───── Data extracts ─────

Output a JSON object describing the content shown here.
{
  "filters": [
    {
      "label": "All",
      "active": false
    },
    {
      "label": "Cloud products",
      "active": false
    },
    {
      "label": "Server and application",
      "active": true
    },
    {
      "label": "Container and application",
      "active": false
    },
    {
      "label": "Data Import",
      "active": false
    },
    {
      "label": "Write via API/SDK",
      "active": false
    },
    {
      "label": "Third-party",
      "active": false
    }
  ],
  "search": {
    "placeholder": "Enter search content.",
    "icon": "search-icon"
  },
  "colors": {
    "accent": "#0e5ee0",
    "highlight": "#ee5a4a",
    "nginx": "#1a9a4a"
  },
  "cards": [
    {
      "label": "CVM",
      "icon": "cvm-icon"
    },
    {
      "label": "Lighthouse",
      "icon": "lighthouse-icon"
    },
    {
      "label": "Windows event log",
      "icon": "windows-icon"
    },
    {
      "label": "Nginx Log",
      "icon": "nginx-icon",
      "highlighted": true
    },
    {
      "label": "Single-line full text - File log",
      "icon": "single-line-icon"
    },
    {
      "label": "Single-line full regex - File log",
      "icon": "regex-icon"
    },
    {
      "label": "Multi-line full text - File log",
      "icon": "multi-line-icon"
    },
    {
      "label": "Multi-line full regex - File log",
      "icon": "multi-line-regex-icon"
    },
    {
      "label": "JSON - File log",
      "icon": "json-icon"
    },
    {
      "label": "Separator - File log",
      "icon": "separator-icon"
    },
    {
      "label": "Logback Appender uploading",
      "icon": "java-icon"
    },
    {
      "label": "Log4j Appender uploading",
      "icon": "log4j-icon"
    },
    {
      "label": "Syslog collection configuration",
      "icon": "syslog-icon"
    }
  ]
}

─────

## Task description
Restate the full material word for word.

## Expected output
Output a JSON object describing the content shown here.
{
  "filters": [
    {
      "label": "All",
      "active": false
    },
    {
      "label": "Cloud products",
      "active": false
    },
    {
      "label": "Server and application",
      "active": true
    },
    {
      "label": "Container and application",
      "active": false
    },
    {
      "label": "Data Import",
      "active": false
    },
    {
      "label": "Write via API/SDK",
      "active": false
    },
    {
      "label": "Third-party",
      "active": false
    }
  ],
  "search": {
    "placeholder": "Enter search content.",
    "icon": "search-icon"
  },
  "colors": {
    "accent": "#0e5ee0",
    "highlight": "#ee5a4a",
    "nginx": "#1a9a4a"
  },
  "cards": [
    {
      "label": "CVM",
      "icon": "cvm-icon"
    },
    {
      "label": "Lighthouse",
      "icon": "lighthouse-icon"
    },
    {
      "label": "Windows event log",
      "icon": "windows-icon"
    },
    {
      "label": "Nginx Log",
      "icon": "nginx-icon",
      "highlighted": true
    },
    {
      "label": "Single-line full text - File log",
      "icon": "single-line-icon"
    },
    {
      "label": "Single-line full regex - File log",
      "icon": "regex-icon"
    },
    {
      "label": "Multi-line full text - File log",
      "icon": "multi-line-icon"
    },
    {
      "label": "Multi-line full regex - File log",
      "icon": "multi-line-regex-icon"
    },
    {
      "label": "JSON - File log",
      "icon": "json-icon"
    },
    {
      "label": "Separator - File log",
      "icon": "separator-icon"
    },
    {
      "label": "Logback Appender uploading",
      "icon": "java-icon"
    },
    {
      "label": "Log4j Appender uploading",
      "icon": "log4j-icon"
    },
    {
      "label": "Syslog collection configuration",
      "icon": "syslog-icon"
    }
  ]
}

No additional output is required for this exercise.